ANCHORAGE (KTUU) - UPDATE:
An amended version of assembly member Croft’s resolution has passed by a vote of 10-1. Assembly member Amy Demboski was the only ‘no’ vote.
“I fundamentally think SB91 is flawed. If you look at the goal of SB-91, the goal of SB-91 was to reduce the prison population not to reduce crime,” Demboski said. “Clearly it does that and I think by giving our stamp of approval to the legislature on SB-54, I think it’ll give them an excuse not to go further.”
Assembly member Forest Dunbar (East Anchorage) was among those to voice support for the amended resolution.
“This is not a small or cosmetic change there are some substantive changes in SB54 and furthermore with the changes that Mr. Croft recommends they become even more substantive and then now we’ve got an even stronger resolution with Mr. Dyson’s language,” Dunbar said. “I think this is a strong resolution, a strong message to the legislature.”
On Tuesday night, the Anchorage Assembly will vote on two proposed resolutions urging state lawmakers to reform Alaska’s criminal justice system.

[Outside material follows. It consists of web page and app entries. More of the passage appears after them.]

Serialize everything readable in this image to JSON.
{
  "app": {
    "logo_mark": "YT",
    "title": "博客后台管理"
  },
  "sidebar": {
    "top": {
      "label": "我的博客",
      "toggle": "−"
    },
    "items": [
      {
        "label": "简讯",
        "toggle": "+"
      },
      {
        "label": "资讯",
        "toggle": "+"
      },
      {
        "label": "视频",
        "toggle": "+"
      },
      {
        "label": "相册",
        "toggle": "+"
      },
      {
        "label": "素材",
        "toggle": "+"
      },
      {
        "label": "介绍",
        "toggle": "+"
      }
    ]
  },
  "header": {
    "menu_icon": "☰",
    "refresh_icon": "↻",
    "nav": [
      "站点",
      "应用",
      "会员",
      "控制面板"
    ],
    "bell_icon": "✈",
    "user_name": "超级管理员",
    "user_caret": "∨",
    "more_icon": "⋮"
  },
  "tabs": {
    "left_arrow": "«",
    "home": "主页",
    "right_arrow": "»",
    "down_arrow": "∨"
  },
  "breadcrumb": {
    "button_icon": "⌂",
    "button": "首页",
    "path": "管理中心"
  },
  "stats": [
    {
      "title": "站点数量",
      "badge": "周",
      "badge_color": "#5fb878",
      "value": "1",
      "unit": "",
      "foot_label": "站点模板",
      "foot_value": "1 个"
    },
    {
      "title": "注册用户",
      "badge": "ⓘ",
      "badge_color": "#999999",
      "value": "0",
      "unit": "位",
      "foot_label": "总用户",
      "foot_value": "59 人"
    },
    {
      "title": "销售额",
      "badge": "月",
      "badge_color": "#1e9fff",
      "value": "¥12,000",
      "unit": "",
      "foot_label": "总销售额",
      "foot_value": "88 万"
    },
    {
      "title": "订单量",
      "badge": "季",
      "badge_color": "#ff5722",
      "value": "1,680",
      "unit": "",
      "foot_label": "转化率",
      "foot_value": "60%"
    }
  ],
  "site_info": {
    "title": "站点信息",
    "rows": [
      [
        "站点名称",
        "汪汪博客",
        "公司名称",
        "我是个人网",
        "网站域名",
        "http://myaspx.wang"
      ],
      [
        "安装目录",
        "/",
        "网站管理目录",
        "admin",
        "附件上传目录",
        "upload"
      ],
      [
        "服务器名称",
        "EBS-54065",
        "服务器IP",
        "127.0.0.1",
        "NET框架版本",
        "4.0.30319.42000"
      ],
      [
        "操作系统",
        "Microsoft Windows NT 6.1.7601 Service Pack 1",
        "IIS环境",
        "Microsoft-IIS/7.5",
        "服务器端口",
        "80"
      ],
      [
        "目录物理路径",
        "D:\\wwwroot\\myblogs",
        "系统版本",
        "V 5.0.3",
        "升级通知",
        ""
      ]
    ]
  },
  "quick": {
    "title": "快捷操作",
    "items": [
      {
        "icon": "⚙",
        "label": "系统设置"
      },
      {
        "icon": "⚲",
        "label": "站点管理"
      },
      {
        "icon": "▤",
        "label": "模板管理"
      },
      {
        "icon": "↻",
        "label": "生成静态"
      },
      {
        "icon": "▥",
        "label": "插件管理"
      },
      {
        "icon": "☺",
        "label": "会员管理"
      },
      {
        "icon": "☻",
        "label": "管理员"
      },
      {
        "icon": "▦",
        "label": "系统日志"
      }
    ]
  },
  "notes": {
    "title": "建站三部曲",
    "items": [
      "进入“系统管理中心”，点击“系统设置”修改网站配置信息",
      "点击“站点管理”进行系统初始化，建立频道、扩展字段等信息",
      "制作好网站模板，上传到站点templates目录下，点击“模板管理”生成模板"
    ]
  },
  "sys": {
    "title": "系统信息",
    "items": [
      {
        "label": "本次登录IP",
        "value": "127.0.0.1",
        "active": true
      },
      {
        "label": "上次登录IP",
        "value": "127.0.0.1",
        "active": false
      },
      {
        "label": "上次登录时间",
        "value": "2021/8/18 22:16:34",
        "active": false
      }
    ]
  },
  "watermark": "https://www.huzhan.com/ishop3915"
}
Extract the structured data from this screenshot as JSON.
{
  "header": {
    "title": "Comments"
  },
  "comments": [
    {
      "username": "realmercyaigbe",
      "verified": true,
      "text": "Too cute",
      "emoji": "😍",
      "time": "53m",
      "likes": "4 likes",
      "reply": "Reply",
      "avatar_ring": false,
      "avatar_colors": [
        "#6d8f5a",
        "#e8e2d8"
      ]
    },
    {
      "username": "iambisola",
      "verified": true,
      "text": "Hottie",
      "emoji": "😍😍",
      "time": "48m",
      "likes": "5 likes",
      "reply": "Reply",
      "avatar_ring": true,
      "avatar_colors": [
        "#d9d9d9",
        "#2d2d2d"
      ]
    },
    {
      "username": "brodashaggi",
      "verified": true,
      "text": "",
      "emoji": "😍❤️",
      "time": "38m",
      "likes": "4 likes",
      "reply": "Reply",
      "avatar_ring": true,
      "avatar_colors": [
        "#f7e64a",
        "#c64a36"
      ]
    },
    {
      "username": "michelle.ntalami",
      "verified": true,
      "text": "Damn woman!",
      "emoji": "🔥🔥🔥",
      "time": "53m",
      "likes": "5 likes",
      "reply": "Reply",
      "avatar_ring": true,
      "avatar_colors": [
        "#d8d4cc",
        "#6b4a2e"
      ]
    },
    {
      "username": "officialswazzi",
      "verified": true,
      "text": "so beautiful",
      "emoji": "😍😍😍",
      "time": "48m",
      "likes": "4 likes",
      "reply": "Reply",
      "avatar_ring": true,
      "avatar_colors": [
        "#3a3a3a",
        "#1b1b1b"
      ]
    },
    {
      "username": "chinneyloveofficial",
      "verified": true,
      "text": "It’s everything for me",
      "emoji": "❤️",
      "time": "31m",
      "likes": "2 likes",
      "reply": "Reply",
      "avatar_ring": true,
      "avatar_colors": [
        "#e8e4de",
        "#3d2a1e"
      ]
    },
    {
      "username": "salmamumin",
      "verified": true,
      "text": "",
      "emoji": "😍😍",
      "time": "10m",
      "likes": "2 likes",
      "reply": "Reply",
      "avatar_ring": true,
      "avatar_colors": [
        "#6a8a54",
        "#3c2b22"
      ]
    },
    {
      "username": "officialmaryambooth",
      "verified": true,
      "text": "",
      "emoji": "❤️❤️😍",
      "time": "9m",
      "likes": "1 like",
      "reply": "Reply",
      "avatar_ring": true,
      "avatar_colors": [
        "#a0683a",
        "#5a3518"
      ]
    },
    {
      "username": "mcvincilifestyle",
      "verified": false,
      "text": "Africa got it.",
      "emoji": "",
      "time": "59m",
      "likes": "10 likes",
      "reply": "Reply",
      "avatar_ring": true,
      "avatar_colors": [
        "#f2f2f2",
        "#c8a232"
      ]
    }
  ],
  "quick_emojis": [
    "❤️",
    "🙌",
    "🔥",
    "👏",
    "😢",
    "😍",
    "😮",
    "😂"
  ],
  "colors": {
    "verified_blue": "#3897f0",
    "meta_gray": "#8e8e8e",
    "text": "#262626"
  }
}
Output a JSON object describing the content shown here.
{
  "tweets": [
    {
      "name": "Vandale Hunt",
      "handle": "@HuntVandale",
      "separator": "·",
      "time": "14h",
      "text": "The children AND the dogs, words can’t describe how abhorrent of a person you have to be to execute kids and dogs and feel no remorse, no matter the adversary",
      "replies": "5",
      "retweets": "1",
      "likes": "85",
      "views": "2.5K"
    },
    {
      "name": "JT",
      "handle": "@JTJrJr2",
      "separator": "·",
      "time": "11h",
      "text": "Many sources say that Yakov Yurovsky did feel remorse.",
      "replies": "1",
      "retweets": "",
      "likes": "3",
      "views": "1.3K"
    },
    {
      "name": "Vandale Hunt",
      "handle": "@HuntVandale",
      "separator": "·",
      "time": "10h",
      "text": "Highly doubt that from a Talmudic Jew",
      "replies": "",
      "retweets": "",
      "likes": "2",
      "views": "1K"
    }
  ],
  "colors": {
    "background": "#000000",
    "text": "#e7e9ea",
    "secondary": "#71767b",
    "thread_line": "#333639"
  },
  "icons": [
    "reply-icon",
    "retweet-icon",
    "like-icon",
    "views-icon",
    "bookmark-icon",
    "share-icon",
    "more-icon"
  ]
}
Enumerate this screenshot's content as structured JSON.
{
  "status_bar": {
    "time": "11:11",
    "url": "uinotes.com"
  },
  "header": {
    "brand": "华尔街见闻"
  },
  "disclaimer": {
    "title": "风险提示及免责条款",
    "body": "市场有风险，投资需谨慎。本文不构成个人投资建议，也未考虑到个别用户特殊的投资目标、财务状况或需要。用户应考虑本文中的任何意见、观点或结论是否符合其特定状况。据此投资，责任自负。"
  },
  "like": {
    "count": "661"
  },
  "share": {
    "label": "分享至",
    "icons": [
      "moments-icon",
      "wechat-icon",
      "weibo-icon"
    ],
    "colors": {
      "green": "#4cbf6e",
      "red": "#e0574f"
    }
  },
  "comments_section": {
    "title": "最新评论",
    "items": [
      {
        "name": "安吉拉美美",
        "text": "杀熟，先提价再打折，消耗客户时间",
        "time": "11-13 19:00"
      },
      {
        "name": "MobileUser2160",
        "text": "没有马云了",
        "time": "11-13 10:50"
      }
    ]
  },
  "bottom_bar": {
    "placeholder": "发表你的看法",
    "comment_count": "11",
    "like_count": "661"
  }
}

The resolutions are merely a set of recommendations from the assembly, aimed at influencing legislators’ decisions, when they return to Juneau for a fourth special lawmaking session on Oct. 23.
Both resolutions take aim at Senate Bill 91, a controversial crime reform bill that was signed into law last year. Since then, many Alaskans have blamed SB91 for emboldening criminals by reducing the severity of certain offenses and imposing weak sentences.
Debate over a new crime reform bill, Senate Bill 54, will resume when lawmakers return to the state capital later this month.
The first of the two resolutions up for consideration Tuesday night was submitted by assembly member Eric Croft (West Anchorage). It calls on lawmakers to immediately approve increased funding for drug and alcohol treatment, as well as prosecutors, probation, police and corrections officers.
Croft’s resolution also lends support to SB-54, but recommends a few changes, such as restoring probation limits for some misdemeanor offenses. Under SB-91, probation time for many misdemeanors was limited to a year or less.
“This severely limits the ability of prosecutors to enforce probation conditions, undermines treatment as a condition of probation, and allows repeat offenders to avoid punishment,” the resolution reads.
The second resolution, submitted by assembly member Amy Demboski (Chugiak/Eagle River), urges lawmakers to repeal SB-91 in its entirety. It also calls for increasing the minimum sentences for sex offenses, mandatory drug rehabilitation for inmates, a broader definition of arson to include vehicles burned on private property and expanding victims’ rights.
“The negative and detrimental effects of SB-91, combined with the lack of probation and treatment programs, have contributed to serious public safety problems in Anchorage and the rest of the state,” Demboski’s resolution reads.
Unlike Croft, Demboski’s resolution claims that SB-54 does not do enough to address the many issues associated with its predecessor.
“The Alaska Legislature has proposed SB-54 to address these concerns, but the bill proposed piecemeal fixes to a few problems created, or exacerbated, by SB-91 and will not fundamentally fix SB-91,” the resolution says.
According to assembly chair Dick Traini, the two resolutions are not mutually exclusive, and it is possible for the assembly to pass both of them.
“I can see both of them passing,” Traini told Channel 2 by phone Tuesday afternoon.